The earliest Sculpture of the Satavahana Empire is the Bhaja Vihara cave which marks the beginning of sculptural art in around 200BC. It is generously decorated with carvings and even pillars have a lotus, crowned with sphinx-like mythic animals. The Satavahanas were also called the Andhra dynasty, which has led to the statement that they initiated in the Andhra region, the delta of the Krishna and Godavari rivers on the east coast, from where they moved westwards up the Godavari River.
The Satavahanas seems to commence as feudatories to the Mauryan Empire. They seem to have been under the rule of Emperor Ashoka. The founder of the Satavahana Empire was Simuka. Many statues and images were made all through this era. Most of the images portray scenes from the life of the Buddha. The sights depicting Buddha's feet are worshipped mainly as an exclusive sculpture at the Amravati Stupa while at Nagarjunakonda, the sculpture depicting Buddha giving a speech, throw an enchantment of peacefulness.
Features of Ancient Sculptures of the Satavahana Empire
Lord Gautama Buddha was not represented in a human form. This was known to be a significant feature of the Satavahana sculptures. The features of Satavahana sculptures are also found in the sculpture of Nagarjunakonda. At Nagarjunakonda the sculptural tradition of Amaravati seems to continue. Here too, the Buddhist themes dominate the entire picture of artistic creations. Episodes from Gautama Buddha's life have been transferred on stone. But the outstanding example of the sculpture of that ages and art of Satavahanas is the depiction of the Enlightened Buddha. The erotic sculptures are less in numbers but can be marked with their presence. The images were characterized by vigour, activity and grace.

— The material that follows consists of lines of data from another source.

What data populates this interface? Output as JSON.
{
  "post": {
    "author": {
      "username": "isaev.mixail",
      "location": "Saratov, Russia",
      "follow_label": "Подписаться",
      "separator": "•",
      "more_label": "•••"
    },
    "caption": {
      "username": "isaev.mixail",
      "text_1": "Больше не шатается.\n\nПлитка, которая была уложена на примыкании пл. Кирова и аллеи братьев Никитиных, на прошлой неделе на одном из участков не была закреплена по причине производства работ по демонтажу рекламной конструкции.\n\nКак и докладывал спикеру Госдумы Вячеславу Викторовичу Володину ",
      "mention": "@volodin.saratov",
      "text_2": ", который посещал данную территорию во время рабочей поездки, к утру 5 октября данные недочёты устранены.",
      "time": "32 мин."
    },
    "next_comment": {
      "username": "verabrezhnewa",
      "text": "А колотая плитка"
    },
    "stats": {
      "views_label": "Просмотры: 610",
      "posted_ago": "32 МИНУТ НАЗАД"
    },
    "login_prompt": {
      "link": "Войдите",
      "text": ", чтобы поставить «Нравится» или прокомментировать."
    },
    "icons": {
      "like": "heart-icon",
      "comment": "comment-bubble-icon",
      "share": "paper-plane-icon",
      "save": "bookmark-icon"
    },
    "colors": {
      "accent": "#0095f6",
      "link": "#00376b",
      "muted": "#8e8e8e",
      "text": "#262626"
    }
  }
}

The sculpture of Karle Chaitya is another example of the magnificence of the Satavahana architecture. The hall is more than 124 feet long, 46 feet broad and 46 feet high. It also marked with construction of the garbhagriha, the pradakshinapatha and the mandapa. Here, along with the doorway, even the elegant chaitya window, encompassing the woodwork of sculptures has remained till today. Sculpture of Kanehri has also been modelled on the particular style in which other Satavahana sculptures have been carved out.
The famous sculptures at Ajanta Caves also reflect the features of Satavahana art and architecture. The glory of the Satavahanas is, thus, rightly reflected in the tradition of art and architecture. In fact in many famous places in Andhra Pradesh like Goli, Jaggayapeta, Ghantasala, Bhattiprolu, Amaravati and Nagarjunakonda the remains of Satavahana sculptures have been discovered. A large number of Stupas had also been constructed under the regime of the Satavahanara rulers. The Bhattiprolu stupa, is a renowned sculptural beauty of the Satavahanas, which is engraved inscriptions in the Brahmi script, which is said to be closely associated to the Balinese, Burmese, Javanese, Thai and Indian Tamil and Telugu scripts.
Some more sculptures of the Satavahana Empire existed specifically are Dvarapala, Gajalaksmi, Shalabhanjikas, Royal Procession, Decorative pillar etc.
|More Articles in Ancient Indian Sculpture (40)|